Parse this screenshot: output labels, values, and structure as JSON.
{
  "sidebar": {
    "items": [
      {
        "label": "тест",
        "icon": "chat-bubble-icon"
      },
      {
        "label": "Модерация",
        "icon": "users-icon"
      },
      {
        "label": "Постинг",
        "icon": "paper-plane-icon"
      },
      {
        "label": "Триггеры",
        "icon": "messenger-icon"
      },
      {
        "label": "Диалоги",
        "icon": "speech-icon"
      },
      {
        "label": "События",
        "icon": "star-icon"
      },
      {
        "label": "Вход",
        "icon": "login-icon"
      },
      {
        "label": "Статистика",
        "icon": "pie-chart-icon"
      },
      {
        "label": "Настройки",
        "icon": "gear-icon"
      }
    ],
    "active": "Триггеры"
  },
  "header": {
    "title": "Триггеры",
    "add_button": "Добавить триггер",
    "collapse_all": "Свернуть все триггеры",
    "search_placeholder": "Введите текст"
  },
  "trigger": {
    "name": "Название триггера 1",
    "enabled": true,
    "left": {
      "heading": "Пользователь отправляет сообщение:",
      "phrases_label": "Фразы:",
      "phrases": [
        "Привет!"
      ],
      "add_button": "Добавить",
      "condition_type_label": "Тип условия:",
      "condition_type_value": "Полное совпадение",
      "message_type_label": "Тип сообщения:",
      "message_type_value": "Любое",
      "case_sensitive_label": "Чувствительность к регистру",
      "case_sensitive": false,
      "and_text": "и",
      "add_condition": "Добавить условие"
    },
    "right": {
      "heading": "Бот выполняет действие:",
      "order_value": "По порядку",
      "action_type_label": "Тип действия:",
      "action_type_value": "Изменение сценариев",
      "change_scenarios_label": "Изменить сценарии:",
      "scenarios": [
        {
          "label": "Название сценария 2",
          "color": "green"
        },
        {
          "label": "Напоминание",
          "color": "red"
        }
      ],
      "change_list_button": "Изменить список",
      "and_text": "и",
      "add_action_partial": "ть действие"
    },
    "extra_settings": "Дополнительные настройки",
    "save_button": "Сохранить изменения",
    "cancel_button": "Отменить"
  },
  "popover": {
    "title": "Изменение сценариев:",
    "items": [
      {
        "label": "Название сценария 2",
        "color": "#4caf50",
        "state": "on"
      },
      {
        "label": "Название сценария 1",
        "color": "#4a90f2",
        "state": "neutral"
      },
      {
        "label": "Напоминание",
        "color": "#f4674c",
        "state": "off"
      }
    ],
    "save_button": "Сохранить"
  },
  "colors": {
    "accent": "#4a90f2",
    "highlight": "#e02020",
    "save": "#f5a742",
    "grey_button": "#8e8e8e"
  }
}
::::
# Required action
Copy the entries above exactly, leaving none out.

# Answer space
Parse this screenshot: output labels, values, and structure as JSON.
{
  "sidebar": {
    "items": [
      {
        "label": "тест",
        "icon": "chat-bubble-icon"
      },
      {
        "label": "Модерация",
        "icon": "users-icon"
      },
      {
        "label": "Постинг",
        "icon": "paper-plane-icon"
      },
      {
        "label": "Триггеры",
        "icon": "messenger-icon"
      },
      {
        "label": "Диалоги",
        "icon": "speech-icon"
      },
      {
        "label": "События",
        "icon": "star-icon"
      },
      {
        "label": "Вход",
        "icon": "login-icon"
      },
      {
        "label": "Статистика",
        "icon": "pie-chart-icon"
      },
      {
        "label": "Настройки",
        "icon": "gear-icon"
      }
    ],
    "active": "Триггеры"
  },
  "header": {
    "title": "Триггеры",
    "add_button": "Добавить триггер",
    "collapse_all": "Свернуть все триггеры",
    "search_placeholder": "Введите текст"
  },
  "trigger": {
    "name": "Название триггера 1",
    "enabled": true,
    "left": {
      "heading": "Пользователь отправляет сообщение:",
      "phrases_label": "Фразы:",
      "phrases": [
        "Привет!"
      ],
      "add_button": "Добавить",
      "condition_type_label": "Тип условия:",
      "condition_type_value": "Полное совпадение",
      "message_type_label": "Тип сообщения:",
      "message_type_value": "Любое",
      "case_sensitive_label": "Чувствительность к регистру",
      "case_sensitive": false,
      "and_text": "и",
      "add_condition": "Добавить условие"
    },
    "right": {
      "heading": "Бот выполняет действие:",
      "order_value": "По порядку",
      "action_type_label": "Тип действия:",
      "action_type_value": "Изменение сценариев",
      "change_scenarios_label": "Изменить сценарии:",
      "scenarios": [
        {
          "label": "Название сценария 2",
          "color": "green"
        },
        {
          "label": "Напоминание",
          "color": "red"
        }
      ],
      "change_list_button": "Изменить список",
      "and_text": "и",
      "add_action_partial": "ть действие"
    },
    "extra_settings": "Дополнительные настройки",
    "save_button": "Сохранить изменения",
    "cancel_button": "Отменить"
  },
  "popover": {
    "title": "Изменение сценариев:",
    "items": [
      {
        "label": "Название сценария 2",
        "color": "#4caf50",
        "state": "on"
      },
      {
        "label": "Название сценария 1",
        "color": "#4a90f2",
        "state": "neutral"
      },
      {
        "label": "Напоминание",
        "color": "#f4674c",
        "state": "off"
      }
    ],
    "save_button": "Сохранить"
  },
  "colors": {
    "accent": "#4a90f2",
    "highlight": "#e02020",
    "save": "#f5a742",
    "grey_button": "#8e8e8e"
  }
}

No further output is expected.